◆ Data records for software interfaces:
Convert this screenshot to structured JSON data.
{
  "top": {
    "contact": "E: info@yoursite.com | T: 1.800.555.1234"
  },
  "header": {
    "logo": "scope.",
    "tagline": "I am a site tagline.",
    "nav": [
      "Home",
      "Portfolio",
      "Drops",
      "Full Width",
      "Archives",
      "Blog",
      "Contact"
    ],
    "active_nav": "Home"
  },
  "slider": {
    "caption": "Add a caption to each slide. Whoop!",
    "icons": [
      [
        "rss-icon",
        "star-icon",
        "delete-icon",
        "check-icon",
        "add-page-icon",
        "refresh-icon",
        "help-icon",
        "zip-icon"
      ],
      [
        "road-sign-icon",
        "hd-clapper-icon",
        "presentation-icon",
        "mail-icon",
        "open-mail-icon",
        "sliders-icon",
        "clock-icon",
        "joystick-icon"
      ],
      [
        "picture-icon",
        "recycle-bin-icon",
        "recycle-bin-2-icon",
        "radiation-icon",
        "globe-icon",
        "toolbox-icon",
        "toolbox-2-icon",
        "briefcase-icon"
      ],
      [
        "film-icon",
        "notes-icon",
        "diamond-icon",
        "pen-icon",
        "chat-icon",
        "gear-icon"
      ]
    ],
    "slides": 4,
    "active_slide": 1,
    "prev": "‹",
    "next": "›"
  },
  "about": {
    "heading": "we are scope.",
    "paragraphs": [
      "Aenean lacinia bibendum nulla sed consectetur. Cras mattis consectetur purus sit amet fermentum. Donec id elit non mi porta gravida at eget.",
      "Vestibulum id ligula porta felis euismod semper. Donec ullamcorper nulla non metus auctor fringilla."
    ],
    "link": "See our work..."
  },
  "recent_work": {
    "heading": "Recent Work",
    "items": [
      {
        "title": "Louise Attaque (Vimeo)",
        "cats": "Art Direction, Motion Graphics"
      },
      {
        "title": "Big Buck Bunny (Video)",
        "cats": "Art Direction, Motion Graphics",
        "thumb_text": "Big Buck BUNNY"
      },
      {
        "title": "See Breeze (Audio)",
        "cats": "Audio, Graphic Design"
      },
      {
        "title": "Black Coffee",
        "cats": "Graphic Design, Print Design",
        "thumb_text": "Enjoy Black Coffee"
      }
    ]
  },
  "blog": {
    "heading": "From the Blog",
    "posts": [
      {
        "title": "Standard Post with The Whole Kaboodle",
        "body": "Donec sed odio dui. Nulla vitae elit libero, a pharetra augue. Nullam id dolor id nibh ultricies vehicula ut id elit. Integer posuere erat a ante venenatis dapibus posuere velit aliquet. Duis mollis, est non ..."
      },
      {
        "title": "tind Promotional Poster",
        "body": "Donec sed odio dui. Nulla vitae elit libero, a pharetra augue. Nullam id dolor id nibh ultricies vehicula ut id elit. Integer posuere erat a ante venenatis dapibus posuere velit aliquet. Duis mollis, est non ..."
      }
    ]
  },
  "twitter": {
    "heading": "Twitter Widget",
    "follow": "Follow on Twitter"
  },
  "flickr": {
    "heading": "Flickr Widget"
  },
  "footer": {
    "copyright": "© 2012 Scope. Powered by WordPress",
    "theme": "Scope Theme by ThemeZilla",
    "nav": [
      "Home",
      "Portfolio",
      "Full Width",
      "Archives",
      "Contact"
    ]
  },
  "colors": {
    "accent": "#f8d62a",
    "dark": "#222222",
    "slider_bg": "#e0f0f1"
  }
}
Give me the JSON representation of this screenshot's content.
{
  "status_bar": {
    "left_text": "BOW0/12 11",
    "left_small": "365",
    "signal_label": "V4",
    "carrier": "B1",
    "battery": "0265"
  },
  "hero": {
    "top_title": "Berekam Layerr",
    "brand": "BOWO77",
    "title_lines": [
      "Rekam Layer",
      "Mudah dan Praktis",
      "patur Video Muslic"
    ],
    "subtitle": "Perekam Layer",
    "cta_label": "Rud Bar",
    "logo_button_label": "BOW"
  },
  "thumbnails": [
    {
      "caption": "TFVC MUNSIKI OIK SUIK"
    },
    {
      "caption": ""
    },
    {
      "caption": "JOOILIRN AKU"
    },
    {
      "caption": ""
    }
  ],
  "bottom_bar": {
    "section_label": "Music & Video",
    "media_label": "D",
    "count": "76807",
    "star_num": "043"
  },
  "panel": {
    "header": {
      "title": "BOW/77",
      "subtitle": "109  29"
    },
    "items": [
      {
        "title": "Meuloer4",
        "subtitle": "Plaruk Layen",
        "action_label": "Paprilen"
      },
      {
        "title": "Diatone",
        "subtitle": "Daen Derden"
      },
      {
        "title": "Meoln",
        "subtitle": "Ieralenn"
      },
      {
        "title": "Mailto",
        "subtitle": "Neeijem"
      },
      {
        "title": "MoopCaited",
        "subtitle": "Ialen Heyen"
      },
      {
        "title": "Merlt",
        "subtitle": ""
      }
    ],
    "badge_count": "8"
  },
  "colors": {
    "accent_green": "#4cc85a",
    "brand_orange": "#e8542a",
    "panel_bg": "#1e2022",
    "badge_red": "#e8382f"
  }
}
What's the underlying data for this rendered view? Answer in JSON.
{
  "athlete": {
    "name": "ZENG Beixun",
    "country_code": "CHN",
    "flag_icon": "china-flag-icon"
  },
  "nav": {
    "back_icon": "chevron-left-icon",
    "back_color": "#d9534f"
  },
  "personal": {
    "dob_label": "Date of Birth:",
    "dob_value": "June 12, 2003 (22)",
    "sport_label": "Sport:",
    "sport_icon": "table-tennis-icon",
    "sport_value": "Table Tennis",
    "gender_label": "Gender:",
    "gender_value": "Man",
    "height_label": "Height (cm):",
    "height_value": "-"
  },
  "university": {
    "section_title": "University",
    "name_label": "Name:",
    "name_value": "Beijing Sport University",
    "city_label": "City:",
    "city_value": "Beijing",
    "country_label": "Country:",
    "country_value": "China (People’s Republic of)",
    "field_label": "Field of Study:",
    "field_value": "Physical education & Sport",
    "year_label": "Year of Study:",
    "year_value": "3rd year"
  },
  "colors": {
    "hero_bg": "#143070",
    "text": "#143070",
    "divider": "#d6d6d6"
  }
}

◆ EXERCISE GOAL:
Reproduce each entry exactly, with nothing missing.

◆ RESULT OF THIS TASK:
Convert this screenshot to structured JSON data.
{
  "top": {
    "contact": "E: info@yoursite.com | T: 1.800.555.1234"
  },
  "header": {
    "logo": "scope.",
    "tagline": "I am a site tagline.",
    "nav": [
      "Home",
      "Portfolio",
      "Drops",
      "Full Width",
      "Archives",
      "Blog",
      "Contact"
    ],
    "active_nav": "Home"
  },
  "slider": {
    "caption": "Add a caption to each slide. Whoop!",
    "icons": [
      [
        "rss-icon",
        "star-icon",
        "delete-icon",
        "check-icon",
        "add-page-icon",
        "refresh-icon",
        "help-icon",
        "zip-icon"
      ],
      [
        "road-sign-icon",
        "hd-clapper-icon",
        "presentation-icon",
        "mail-icon",
        "open-mail-icon",
        "sliders-icon",
        "clock-icon",
        "joystick-icon"
      ],
      [
        "picture-icon",
        "recycle-bin-icon",
        "recycle-bin-2-icon",
        "radiation-icon",
        "globe-icon",
        "toolbox-icon",
        "toolbox-2-icon",
        "briefcase-icon"
      ],
      [
        "film-icon",
        "notes-icon",
        "diamond-icon",
        "pen-icon",
        "chat-icon",
        "gear-icon"
      ]
    ],
    "slides": 4,
    "active_slide": 1,
    "prev": "‹",
    "next": "›"
  },
  "about": {
    "heading": "we are scope.",
    "paragraphs": [
      "Aenean lacinia bibendum nulla sed consectetur. Cras mattis consectetur purus sit amet fermentum. Donec id elit non mi porta gravida at eget.",
      "Vestibulum id ligula porta felis euismod semper. Donec ullamcorper nulla non metus auctor fringilla."
    ],
    "link": "See our work..."
  },
  "recent_work": {
    "heading": "Recent Work",
    "items": [
      {
        "title": "Louise Attaque (Vimeo)",
        "cats": "Art Direction, Motion Graphics"
      },
      {
        "title": "Big Buck Bunny (Video)",
        "cats": "Art Direction, Motion Graphics",
        "thumb_text": "Big Buck BUNNY"
      },
      {
        "title": "See Breeze (Audio)",
        "cats": "Audio, Graphic Design"
      },
      {
        "title": "Black Coffee",
        "cats": "Graphic Design, Print Design",
        "thumb_text": "Enjoy Black Coffee"
      }
    ]
  },
  "blog": {
    "heading": "From the Blog",
    "posts": [
      {
        "title": "Standard Post with The Whole Kaboodle",
        "body": "Donec sed odio dui. Nulla vitae elit libero, a pharetra augue. Nullam id dolor id nibh ultricies vehicula ut id elit. Integer posuere erat a ante venenatis dapibus posuere velit aliquet. Duis mollis, est non ..."
      },
      {
        "title": "tind Promotional Poster",
        "body": "Donec sed odio dui. Nulla vitae elit libero, a pharetra augue. Nullam id dolor id nibh ultricies vehicula ut id elit. Integer posuere erat a ante venenatis dapibus posuere velit aliquet. Duis mollis, est non ..."
      }
    ]
  },
  "twitter": {
    "heading": "Twitter Widget",
    "follow": "Follow on Twitter"
  },
  "flickr": {
    "heading": "Flickr Widget"
  },
  "footer": {
    "copyright": "© 2012 Scope. Powered by WordPress",
    "theme": "Scope Theme by ThemeZilla",
    "nav": [
      "Home",
      "Portfolio",
      "Full Width",
      "Archives",
      "Contact"
    ]
  },
  "colors": {
    "accent": "#f8d62a",
    "dark": "#222222",
    "slider_bg": "#e0f0f1"
  }
}
Give me the JSON representation of this screenshot's content.
{
  "status_bar": {
    "left_text": "BOW0/12 11",
    "left_small": "365",
    "signal_label": "V4",
    "carrier": "B1",
    "battery": "0265"
  },
  "hero": {
    "top_title": "Berekam Layerr",
    "brand": "BOWO77",
    "title_lines": [
      "Rekam Layer",
      "Mudah dan Praktis",
      "patur Video Muslic"
    ],
    "subtitle": "Perekam Layer",
    "cta_label": "Rud Bar",
    "logo_button_label": "BOW"
  },
  "thumbnails": [
    {
      "caption": "TFVC MUNSIKI OIK SUIK"
    },
    {
      "caption": ""
    },
    {
      "caption": "JOOILIRN AKU"
    },
    {
      "caption": ""
    }
  ],
  "bottom_bar": {
    "section_label": "Music & Video",
    "media_label": "D",
    "count": "76807",
    "star_num": "043"
  },
  "panel": {
    "header": {
      "title": "BOW/77",
      "subtitle": "109  29"
    },
    "items": [
      {
        "title": "Meuloer4",
        "subtitle": "Plaruk Layen",
        "action_label": "Paprilen"
      },
      {
        "title": "Diatone",
        "subtitle": "Daen Derden"
      },
      {
        "title": "Meoln",
        "subtitle": "Ieralenn"
      },
      {
        "title": "Mailto",
        "subtitle": "Neeijem"
      },
      {
        "title": "MoopCaited",
        "subtitle": "Ialen Heyen"
      },
      {
        "title": "Merlt",
        "subtitle": ""
      }
    ],
    "badge_count": "8"
  },
  "colors": {
    "accent_green": "#4cc85a",
    "brand_orange": "#e8542a",
    "panel_bg": "#1e2022",
    "badge_red": "#e8382f"
  }
}
What's the underlying data for this rendered view? Answer in JSON.
{
  "athlete": {
    "name": "ZENG Beixun",
    "country_code": "CHN",
    "flag_icon": "china-flag-icon"
  },
  "nav": {
    "back_icon": "chevron-left-icon",
    "back_color": "#d9534f"
  },
  "personal": {
    "dob_label": "Date of Birth:",
    "dob_value": "June 12, 2003 (22)",
    "sport_label": "Sport:",
    "sport_icon": "table-tennis-icon",
    "sport_value": "Table Tennis",
    "gender_label": "Gender:",
    "gender_value": "Man",
    "height_label": "Height (cm):",
    "height_value": "-"
  },
  "university": {
    "section_title": "University",
    "name_label": "Name:",
    "name_value": "Beijing Sport University",
    "city_label": "City:",
    "city_value": "Beijing",
    "country_label": "Country:",
    "country_value": "China (People’s Republic of)",
    "field_label": "Field of Study:",
    "field_value": "Physical education & Sport",
    "year_label": "Year of Study:",
    "year_value": "3rd year"
  },
  "colors": {
    "hero_bg": "#143070",
    "text": "#143070",
    "divider": "#d6d6d6"
  }
}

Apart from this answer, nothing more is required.